Post-Labour: Recovery in the Fourth Trimester

Post-labour your body will need time and support to recover. We refer to the three months following your labour and delivery as the fourth trimester. This is a very emotional time for both you and your baby as you grow into your new relationship and environment. It’s also a critical time for your body to recover from the strain of growing your baby and giving birth.

As you enter the fourth trimester, your hormones are changing quickly and dramatically, your organs are returning to their natural positions, and your perineum is healing. Be mindful of the changes that are taking place in your body as you recover, and don’t hesitate to reach out for support when you need it.

The Hormonal Shift

While pregnant, your progesterone levels are extremely elevated. This is designed to relax your ligaments and to help your body better accommodate your growing baby. Elevated progesterone levels also counteract the effects of the hormone prolactin that your body is producing to support your milk supply.

Aversely, increased prolactin lowers your dopamine levels, which are responsible for feelings of happiness and euphoria. With reduced progesterone, you become vulnerable to feeling especially anxious and/or low as a result. This is more commonly referred to as the baby blues.

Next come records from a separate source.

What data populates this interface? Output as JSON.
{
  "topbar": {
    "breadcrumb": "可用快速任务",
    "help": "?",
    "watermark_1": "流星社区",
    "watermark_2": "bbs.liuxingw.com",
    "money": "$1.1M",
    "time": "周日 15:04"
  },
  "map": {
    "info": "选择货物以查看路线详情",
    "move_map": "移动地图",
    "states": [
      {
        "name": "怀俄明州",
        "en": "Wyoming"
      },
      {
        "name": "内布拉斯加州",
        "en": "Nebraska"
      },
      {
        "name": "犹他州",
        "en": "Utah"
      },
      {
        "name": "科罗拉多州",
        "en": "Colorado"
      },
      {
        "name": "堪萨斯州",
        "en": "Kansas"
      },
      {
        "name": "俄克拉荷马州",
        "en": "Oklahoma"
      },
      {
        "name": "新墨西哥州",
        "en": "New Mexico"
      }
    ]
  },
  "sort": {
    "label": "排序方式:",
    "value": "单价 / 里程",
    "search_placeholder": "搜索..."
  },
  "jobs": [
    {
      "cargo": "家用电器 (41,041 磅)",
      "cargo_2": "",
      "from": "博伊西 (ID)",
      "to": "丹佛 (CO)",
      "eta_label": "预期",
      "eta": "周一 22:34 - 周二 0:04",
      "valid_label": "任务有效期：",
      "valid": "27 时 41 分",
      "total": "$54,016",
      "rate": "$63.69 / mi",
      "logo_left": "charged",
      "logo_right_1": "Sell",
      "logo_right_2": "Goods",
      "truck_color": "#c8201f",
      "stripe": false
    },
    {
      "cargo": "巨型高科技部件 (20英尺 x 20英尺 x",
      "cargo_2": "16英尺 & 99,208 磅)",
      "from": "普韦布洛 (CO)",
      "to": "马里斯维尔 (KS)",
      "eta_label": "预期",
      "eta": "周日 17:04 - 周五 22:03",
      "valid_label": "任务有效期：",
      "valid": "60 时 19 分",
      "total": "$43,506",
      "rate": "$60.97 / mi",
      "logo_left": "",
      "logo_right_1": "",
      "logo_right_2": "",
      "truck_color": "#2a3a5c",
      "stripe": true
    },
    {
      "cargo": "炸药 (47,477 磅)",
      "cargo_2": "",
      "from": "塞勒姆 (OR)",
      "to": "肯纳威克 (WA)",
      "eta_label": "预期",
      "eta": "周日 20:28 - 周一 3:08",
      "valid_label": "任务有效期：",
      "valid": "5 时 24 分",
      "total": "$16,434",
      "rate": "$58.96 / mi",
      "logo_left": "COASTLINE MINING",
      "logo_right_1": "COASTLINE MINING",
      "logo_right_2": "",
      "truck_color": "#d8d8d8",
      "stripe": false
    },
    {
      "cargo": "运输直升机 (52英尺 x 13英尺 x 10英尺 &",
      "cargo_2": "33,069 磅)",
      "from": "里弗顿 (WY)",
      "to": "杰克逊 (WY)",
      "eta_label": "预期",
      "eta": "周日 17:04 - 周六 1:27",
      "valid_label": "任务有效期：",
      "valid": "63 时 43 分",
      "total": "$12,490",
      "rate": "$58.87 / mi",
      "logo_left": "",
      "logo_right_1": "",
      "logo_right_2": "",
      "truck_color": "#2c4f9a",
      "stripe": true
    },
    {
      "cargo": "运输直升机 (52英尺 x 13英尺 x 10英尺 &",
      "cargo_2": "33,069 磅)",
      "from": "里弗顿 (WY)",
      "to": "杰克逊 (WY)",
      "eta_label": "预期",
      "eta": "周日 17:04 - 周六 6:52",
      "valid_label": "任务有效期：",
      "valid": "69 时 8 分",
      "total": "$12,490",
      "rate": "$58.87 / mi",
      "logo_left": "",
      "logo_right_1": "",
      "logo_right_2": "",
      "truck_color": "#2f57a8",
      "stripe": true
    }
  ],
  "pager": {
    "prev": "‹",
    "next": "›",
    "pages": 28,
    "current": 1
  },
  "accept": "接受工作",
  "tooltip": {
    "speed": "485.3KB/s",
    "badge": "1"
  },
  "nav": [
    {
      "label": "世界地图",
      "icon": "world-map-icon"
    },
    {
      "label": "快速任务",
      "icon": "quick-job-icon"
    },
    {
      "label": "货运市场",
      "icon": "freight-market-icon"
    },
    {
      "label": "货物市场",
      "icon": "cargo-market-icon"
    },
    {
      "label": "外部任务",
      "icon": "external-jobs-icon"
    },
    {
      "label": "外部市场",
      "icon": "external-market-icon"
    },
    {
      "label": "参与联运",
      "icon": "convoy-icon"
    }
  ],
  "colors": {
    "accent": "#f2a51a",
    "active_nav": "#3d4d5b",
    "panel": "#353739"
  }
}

The baby blues usually last around six months. You may find your mood changes abruptly, you are crying more often, and you are having difficulty sleeping. Usually this is a normal response to the incredible hormonal shift that has taken place in your body. Sometimes it isn’t.

About 10 percent of women that experience the baby blues experience postpartum depression, which is often mistaken for the baby blues at first. You should reach out to your doctor if you find yourself struggling to bond with your baby, withdrawing from your family and friends, having extreme changes in appetite, feeling overwhelming fatigue, or experiencing thoughts of worthlessness, shame, guilt, or harm.

Working with your support system to maintain a positive mind-set will make it easier to take care of the physical aspects of your recovery, like tending to your perineum and rebuilding your pelvic floor.

Recovery of the Perineum

The perineum is the area between your vagina and your anus. Your perineum becomes swollen during labour and often tears with the stress of vaginal delivery. Many new moms are not prepared for the discomfort in this area over the first several weeks postpartum.

You can take some of the stress off your perineum by sitting on a pillow or padded ring and talk to your doctor about pain relief options that are safe for your baby.

Ease the swelling and soreness in your perineum by sitting on or gently pressing an ice pack against this area for a few minutes several times a day. You should also use a perineal irrigation bottle (or a clean squirting bottle) to rinse the area with warm water after urinating. Many other tips and tricks exist—contact us to find out some of them if you are finding it difficult to urinate pain free. 

Having strong pelvic floor muscles improves blood circulation and helps the perineum heal more quickly after delivery.

Supporting Your Pelvic Floor Postpartum

Your pelvic floor is similar to a hammock of muscles and ligaments. It attaches to your pubic bone, sit bones, and tailbone. Not only do your pelvic floor muscles support the weight of the growing fetus throughout your pregnancy but they also control your bladder and bowel muscles and stabilize your spine.

Delivering your baby is traumatic to your pelvic floor because the muscles have been so rigorously stretched and strained, but remember, it was made to do this and can recover. These muscles need to be supported post-labour in order to recover fully. Proper rehabilitation will help prevent loss of bladder control, low back pain, pain with sexual intercourse, and pelvic organ prolapse.

A pelvic floor physiotherapist can help ease your recovery and guide you comfortably back to your routine activities and exercise. We will also look for signs of diastasis (the separation of abdominal muscles) and give you core exercises that will help restore this area. 

In most cases, new moms are physically recovered to resume usual activities in around six weeks. We recommend a structured plan with your local pelvic floor therapist—or online consultation with one of ours—to help you through the first weeks of exercise. The goal is to be educated on the dos and the don’ts of post delivery. We can show you some more comfortable pelvic tilt and abdominal bracing exercises to do in the interim instead.

Pelvic floor exercises are not a one-size-fits-all. In fact, these exercises are most effective when tailored and monitored on an individual basis. We are here to uniquely assess your pelvic floor function and design a program that will best fit your needs and lifestyle.

Work with Our Team of Caring Professionals!

We are eager to make your body’s journey through pregnancy a more comfortable one. Not only can our pelvic floor physiotherapists help with your postnatal needs but we can also work with you throughout your pregnancy too. Having a strong pelvic floor makes the pregnancy experience smoother, more enjoyable, and enhances your overall quality of life. 

No matter where you’re at in motherhood, we want to be there for you along the way. Book an online consultation with our pelvic floor physiotherapist online at or call us anytime with your questions at (833) U-R-HEARD.